Friedman also reminds that it’s less likely for your first attempt to be published than a subsequent book. Try to see your first manuscript as a practice round and a process towards becoming a professional writer. That’s not to say your first novel definitely won’t be published: It all depends on the quality of your writing combined with its commercial viability. The joy of self-publishing is that it’s still possible to reach a wide audience provided that you invest some time in promotion. This can include:
- Creating a dedicated author website and social media accounts
- Doing blog tours with popular book blogs
- Arranging indie book store readings
- Attending any significant book events in your area and networking with others in the book and publishing industry
8: How to become a writer: Never give up

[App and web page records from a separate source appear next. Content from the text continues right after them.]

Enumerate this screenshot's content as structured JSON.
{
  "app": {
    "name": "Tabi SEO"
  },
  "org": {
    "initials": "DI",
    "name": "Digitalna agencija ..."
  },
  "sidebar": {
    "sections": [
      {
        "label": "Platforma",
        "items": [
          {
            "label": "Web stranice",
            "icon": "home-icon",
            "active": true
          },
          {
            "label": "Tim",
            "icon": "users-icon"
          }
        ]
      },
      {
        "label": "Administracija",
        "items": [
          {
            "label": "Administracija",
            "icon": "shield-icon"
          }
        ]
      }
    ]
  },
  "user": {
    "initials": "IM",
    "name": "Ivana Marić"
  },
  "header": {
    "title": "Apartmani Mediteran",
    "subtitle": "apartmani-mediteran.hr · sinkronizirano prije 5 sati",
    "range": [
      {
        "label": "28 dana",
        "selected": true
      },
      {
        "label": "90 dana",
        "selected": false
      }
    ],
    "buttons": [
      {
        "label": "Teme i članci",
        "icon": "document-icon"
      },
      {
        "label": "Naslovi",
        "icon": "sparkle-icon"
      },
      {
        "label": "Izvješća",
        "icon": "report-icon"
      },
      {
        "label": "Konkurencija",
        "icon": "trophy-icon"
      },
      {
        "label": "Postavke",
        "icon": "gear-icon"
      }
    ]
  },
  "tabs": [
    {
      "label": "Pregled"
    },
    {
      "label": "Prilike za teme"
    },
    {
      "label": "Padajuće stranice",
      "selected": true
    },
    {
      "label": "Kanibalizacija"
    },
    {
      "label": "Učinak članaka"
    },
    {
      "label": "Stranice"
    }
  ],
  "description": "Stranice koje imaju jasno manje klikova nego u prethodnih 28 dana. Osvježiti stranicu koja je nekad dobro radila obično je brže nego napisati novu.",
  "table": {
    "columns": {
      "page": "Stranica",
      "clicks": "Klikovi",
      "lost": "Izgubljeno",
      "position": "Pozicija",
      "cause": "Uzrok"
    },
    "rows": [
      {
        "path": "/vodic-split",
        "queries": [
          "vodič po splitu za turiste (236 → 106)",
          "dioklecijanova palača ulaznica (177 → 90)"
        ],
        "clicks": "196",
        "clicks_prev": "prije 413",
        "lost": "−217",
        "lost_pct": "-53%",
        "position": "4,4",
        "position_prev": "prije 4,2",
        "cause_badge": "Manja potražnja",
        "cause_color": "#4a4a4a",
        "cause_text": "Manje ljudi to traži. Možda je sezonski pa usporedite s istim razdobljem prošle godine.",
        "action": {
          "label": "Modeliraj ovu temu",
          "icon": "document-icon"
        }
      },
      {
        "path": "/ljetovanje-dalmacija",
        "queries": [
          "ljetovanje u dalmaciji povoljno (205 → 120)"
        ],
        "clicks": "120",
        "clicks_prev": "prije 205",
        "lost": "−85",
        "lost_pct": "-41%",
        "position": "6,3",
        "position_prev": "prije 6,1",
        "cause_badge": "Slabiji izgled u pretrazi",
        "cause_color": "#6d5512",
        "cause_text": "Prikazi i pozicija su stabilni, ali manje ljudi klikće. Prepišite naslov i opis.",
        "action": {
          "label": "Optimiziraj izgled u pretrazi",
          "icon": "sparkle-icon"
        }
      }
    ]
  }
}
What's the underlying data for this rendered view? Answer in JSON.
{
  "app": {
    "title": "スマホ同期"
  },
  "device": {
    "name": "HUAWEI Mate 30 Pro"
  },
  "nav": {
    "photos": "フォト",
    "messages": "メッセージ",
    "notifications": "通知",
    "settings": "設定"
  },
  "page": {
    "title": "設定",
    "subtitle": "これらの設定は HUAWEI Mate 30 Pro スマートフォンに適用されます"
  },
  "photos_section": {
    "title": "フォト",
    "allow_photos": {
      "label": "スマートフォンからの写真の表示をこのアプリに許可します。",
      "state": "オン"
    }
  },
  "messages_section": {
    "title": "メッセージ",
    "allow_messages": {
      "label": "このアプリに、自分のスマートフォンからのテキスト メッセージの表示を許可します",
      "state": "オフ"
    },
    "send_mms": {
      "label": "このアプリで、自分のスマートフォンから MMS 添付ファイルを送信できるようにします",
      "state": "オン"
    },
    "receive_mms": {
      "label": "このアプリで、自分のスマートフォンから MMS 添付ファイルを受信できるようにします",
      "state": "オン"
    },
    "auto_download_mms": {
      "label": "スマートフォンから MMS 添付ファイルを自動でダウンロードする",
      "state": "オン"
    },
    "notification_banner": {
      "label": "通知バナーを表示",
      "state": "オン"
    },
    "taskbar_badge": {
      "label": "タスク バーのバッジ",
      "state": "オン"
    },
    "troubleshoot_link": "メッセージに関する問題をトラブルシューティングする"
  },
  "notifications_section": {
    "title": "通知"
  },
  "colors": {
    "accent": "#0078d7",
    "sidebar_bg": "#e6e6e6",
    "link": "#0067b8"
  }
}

This might seem obvious and not a secret, but you’d be surprised perhaps to learn just how much some authors have had to struggle for their work to see publication (via Lit Rejections):
- Margaret Mitchell’s famous novel Gone with the Wind received 38 rejections from publishers before it was accepted (30 million copies and counting have since been sold)
- Audrey Niffenegger’s The Time Traveller’s Wife was rejected by 25 literary agents before it was picked up by a small publisher in San Francisco – it’s since been translated into 33 languages and sold 7 million copies
- J.K. Rowling herself was rejected by 12 publishers before Bloomsbury took an interest in her Harry Potter manuscript: The first book of the series has sold over 100 million copies
In short, if at first you don’t succeed, try (and try, try, try some more) again.
9: Published authors view imitation as a means, not an end
Culturally, there is a major emphasis on originality in the arts. Not being original is one of the most common criticisms levelled at books. The truth is that most stories are variations on classic themes and can be distilled down to classic story structures. Yet this is scaffolding and your style and writing ‘voice’ are what give your writing its particularly distinctive feel.
As Stephen King advises, don’t try to sound like anyone but yourself. The caveat to this advice is that imitation is an important part of developing your creative ability. Singers imitate other singers by learning their songs and vocal inflections. The baroque composer Bach learned composition by copying out the scores of his contemporaries carefully. Use imitation as a means to an end and you will assimilate other writers’ strengths into your own craft while developing your own voice.
10: Successful authors do what it takes to get their voices heard
Many authors are deeply uncomfortable with the promotion process. Some are modest and don’t like to shout from the rooftops about their own works. Others are introverts who shy away from the spotlight and prefer to let their writing do the talking. Whatever your feelings about promoting yourself, it’s essential if you want to be discovered and heard. Remember that whether you are planning to self-publish your finished novel or shop around for a publisher, the more you put into spreading the word about your book, the more visibility it will gain.
There is no single answer for how to become a writer. Published authors find different paths to getting their stories out into the world. Provided that you are determined, are dedicated to improving and are able to stay motivated to reach your writing and publishing goals, you’ll become the writer you want to be.